Closing the School Discipline Gap: Equitable Remedies for Excessive Exclusion
Closing the School Discipline Gap: Equitable Remedies for Excessive Exclusion, edited by Daniel Losen of The Center for Civil Rights Remedies at the UCLA Civil Rights Project (CRP/CCRR), looks at disciplinary policies and practices in school that result in disparities, and provides remedies that may be enacted at federal, state, and district levels. Educators remove over 3.45 million students from school annually for disciplinary reasons, despite strong evidence that school suspension policies are harmful to students. The research presented in this volume demonstrates that disciplinary policies and practices that schools control directly exacerbate today's profound inequities in educational opportunity and outcomes. Part I explores how suspensions flow along the lines of race, gender, and disability status. Part II examines potential remedies that show great promise, including a district-wide approach in Cleveland, Ohio, aimed at social and emotional learning strategies.
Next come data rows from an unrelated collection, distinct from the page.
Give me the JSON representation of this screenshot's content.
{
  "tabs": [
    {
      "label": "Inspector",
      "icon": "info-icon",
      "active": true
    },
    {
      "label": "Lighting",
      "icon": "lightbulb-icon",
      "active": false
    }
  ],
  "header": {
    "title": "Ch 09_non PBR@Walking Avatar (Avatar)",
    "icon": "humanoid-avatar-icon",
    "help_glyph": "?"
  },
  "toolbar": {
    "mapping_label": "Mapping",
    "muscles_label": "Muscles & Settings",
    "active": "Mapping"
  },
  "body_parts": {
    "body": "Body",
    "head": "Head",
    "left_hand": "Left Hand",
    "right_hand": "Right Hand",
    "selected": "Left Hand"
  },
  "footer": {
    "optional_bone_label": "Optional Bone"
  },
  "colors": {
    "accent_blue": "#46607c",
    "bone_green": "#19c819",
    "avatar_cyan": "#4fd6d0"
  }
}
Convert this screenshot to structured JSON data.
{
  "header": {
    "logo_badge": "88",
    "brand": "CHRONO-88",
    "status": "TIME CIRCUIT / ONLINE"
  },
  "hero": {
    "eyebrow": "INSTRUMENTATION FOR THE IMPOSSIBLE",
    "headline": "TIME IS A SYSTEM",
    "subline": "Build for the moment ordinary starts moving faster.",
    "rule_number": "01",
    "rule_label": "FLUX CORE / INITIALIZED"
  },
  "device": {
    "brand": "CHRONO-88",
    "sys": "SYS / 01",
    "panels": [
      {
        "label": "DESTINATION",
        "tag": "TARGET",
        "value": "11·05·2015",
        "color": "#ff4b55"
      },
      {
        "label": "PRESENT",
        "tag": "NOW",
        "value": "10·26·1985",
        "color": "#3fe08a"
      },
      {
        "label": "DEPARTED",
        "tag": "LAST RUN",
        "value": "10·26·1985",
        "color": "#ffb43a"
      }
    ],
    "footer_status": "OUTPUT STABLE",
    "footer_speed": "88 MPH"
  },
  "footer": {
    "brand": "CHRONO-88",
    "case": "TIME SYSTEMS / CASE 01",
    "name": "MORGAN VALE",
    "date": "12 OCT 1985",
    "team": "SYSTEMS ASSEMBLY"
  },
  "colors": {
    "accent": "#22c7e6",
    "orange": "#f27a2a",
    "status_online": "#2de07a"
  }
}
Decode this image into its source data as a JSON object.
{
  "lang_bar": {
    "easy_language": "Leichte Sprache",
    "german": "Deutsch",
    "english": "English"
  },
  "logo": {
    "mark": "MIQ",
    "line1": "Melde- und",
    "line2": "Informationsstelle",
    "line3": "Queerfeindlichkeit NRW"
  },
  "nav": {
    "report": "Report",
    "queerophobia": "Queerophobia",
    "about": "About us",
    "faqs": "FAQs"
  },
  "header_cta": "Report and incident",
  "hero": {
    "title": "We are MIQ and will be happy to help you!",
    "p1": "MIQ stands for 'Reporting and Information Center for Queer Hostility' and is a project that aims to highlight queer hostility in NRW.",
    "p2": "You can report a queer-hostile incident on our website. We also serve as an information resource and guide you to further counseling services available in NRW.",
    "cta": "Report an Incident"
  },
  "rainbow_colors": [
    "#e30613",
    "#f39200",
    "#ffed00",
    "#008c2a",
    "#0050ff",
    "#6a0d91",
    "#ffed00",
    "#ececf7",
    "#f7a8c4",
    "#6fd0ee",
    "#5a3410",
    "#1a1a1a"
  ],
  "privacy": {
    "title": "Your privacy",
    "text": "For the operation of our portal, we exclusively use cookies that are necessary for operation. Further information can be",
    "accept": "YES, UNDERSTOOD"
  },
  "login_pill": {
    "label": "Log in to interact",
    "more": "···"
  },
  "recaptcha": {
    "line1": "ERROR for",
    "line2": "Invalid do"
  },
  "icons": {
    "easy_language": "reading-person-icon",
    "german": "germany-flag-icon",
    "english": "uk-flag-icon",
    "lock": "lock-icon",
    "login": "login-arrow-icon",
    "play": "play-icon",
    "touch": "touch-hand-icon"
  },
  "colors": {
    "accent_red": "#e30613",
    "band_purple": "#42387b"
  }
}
“Closing the School Discipline Gap can make an enormous difference in reducing disciplinary exclusions across the country. This book not only exposes unsound practices and their disparate impact on the historically disadvantaged, but provides educators, policymakers, and community advocates with an array of remedies that are proven effective or hold great promise. Educators, communities, and students alike can benefit from the promising interventions and well-grounded recommendations.”
—Linda Darling-Hammond, Charles E. Ducommun Professor of Education, Stanford University
Closing the School Discipline Gap, published by Teachers College Press, is a call for action in an area where public schools can and should make powerful improvements, in a relatively short period of time.
- Shows the academic and social costs of excessive disciplinary exclusion.
- Examines school policies and practices that lead generations of African-American and Latino youth into the school-to-prison pipeline.
- Offers evidence-based interventions for reducing excessive and disparate out-of-school suspensions.
- Connects research to real changes that can be made to federal, state, and district policies.
Contributors include: Robert Balfanz, Jamilia Blake, Dewey Cornell, Jeremy D. Finn, Thalia González, Anne Gregory, Daniel J. Losen, David M. Osher, Russell J. Skiba, Ivory A. Toldson
Closing the School Discipline Gap: Equitable Remedies for Excessive Exclusion may be purchased from the Civil Rights Project or at Teachers College Press.
For a limited time, your tax-deductible donation of $100 or more to the Civil Rights Project will be rewarded with a copy of Closing the School Discipline Gap (supplies limited).
You can donate on-line or send a check payable to "UC Regents" to:
UCLA Civil Rights Project, 3323 Moore Hall, Box 951521, Los Angeles, CA 90095.
About the Center for Civil Rights Remedies
The Center for Civil Rights Remedies (CCRR) is an initiative at the UCLA Civil Rights Project that began in the summer of 2011. The CCRR Remedies is dedicated to improving educational opportunities and outcomes for children from subgroups who have been discriminated against historically due to their race/ethnicity, and who are frequently subjected to exclusionary practices such as disciplinary removal, over-representation in special education, and reduced access to a college-bound curriculum. Special projects on the School-to-Prison Pipeline and Racial Inequity in Special Education are supported by the Atlantic Philanthropies and The California Endowment and carried out in collaboration with several partner organizations.